This chapter analyzes the evolution of “supernatural housework” in television shows of the 1960s­—Bewitched (1964-1972), I Dream of Jeannie (1965-1970), and The Addams Family (1964-1966)—as embodiment of social response to the ideal concepts of housework and household management put forward by the 1950s. Furthermore, whereas popular interpretations of the supernatural qualities of 1960s television tend to view them as representations of the emerging female sexual and political energy of the decade, this study contends that through “supernatural housework,” the sixties television housewives actually further the dominant gender discourse of the fifties—one laid bare in 1963 by Betty Friedan in The Feminine Mystique—which suggested that fulfillment for women had only one definition: housewifery.

"Satan’s Most Popular Pawn?: Harry Potter and Modern Evangelical Cosmology.” Coauthored by Wm. H. Taylor and found in A History of Evil in Popular Culture: What Hannibal Lecter, Stephen King, and Vampires Reveal about America, edited by Sharon Packer and Jody Pennington, 339-350. Santa Barbara, CA: Praeger/ABC Clio, 2014.
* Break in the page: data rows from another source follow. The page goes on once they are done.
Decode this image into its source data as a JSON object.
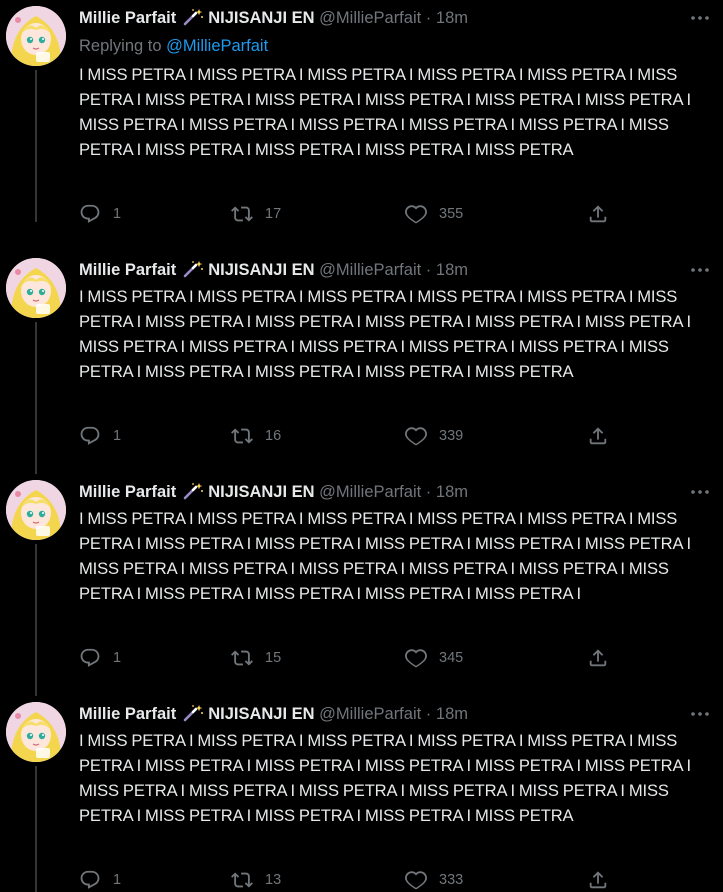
{
  "colors": {
    "background": "#000000",
    "text": "#e7e9ea",
    "muted": "#71767b",
    "link": "#1d9bf0",
    "thread_line": "#333639"
  },
  "tweets": [
    {
      "display_name": "Millie Parfait",
      "badge_icon": "magic-wand-icon",
      "affiliation": "NIJISANJI EN",
      "handle": "@MillieParfait",
      "separator": "·",
      "time": "18m",
      "reply_prefix": "Replying to",
      "reply_handle": "@MillieParfait",
      "text": "I MISS PETRA I MISS PETRA I MISS PETRA I MISS PETRA I MISS PETRA I MISS PETRA I MISS PETRA I MISS PETRA I MISS PETRA I MISS PETRA I MISS PETRA I MISS PETRA I MISS PETRA I MISS PETRA I MISS PETRA I MISS PETRA I MISS PETRA I MISS PETRA I MISS PETRA I MISS PETRA I MISS PETRA",
      "reply_count": "1",
      "retweet_count": "17",
      "like_count": "355"
    },
    {
      "display_name": "Millie Parfait",
      "badge_icon": "magic-wand-icon",
      "affiliation": "NIJISANJI EN",
      "handle": "@MillieParfait",
      "separator": "·",
      "time": "18m",
      "text": "I MISS PETRA I MISS PETRA I MISS PETRA I MISS PETRA I MISS PETRA I MISS PETRA I MISS PETRA I MISS PETRA I MISS PETRA I MISS PETRA I MISS PETRA I MISS PETRA I MISS PETRA I MISS PETRA I MISS PETRA I MISS PETRA I MISS PETRA I MISS PETRA I MISS PETRA I MISS PETRA I MISS PETRA",
      "reply_count": "1",
      "retweet_count": "16",
      "like_count": "339"
    },
    {
      "display_name": "Millie Parfait",
      "badge_icon": "magic-wand-icon",
      "affiliation": "NIJISANJI EN",
      "handle": "@MillieParfait",
      "separator": "·",
      "time": "18m",
      "text": "I MISS PETRA I MISS PETRA I MISS PETRA I MISS PETRA I MISS PETRA I MISS PETRA I MISS PETRA I MISS PETRA I MISS PETRA I MISS PETRA I MISS PETRA I MISS PETRA I MISS PETRA I MISS PETRA I MISS PETRA I MISS PETRA I MISS PETRA I MISS PETRA I MISS PETRA I MISS PETRA I MISS PETRA I",
      "reply_count": "1",
      "retweet_count": "15",
      "like_count": "345"
    },
    {
      "display_name": "Millie Parfait",
      "badge_icon": "magic-wand-icon",
      "affiliation": "NIJISANJI EN",
      "handle": "@MillieParfait",
      "separator": "·",
      "time": "18m",
      "text": "I MISS PETRA I MISS PETRA I MISS PETRA I MISS PETRA I MISS PETRA I MISS PETRA I MISS PETRA I MISS PETRA I MISS PETRA I MISS PETRA I MISS PETRA I MISS PETRA I MISS PETRA I MISS PETRA I MISS PETRA I MISS PETRA I MISS PETRA I MISS PETRA I MISS PETRA I MISS PETRA I MISS PETRA",
      "reply_count": "1",
      "retweet_count": "13",
      "like_count": "333"
    }
  ]
}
Within the ranks of American Christianity, there are many who have decried Harry Potter, and his author J.K. Rowling, as the tools of Satan and the harbingers of a satanic kingdom on earth. The language employed by these contemporary evangelical Christian sentinels resembles that from 17th-century Puritan New England, particularly the rhetoric concerning witchcraft. Borrowing the techniques of religious, social, and literary historians of the period, an examination of these condemnations of the Harry Potter series reveals more than an impassioned, and perhaps paranoid, reaction by evangelical Christian leaders. It is the contention of this chapter that these censures also illustrate the cries of a movement within evangelical Christianity that is seeking to reestablish a providential cosmos amongst Christians and their proper place therein.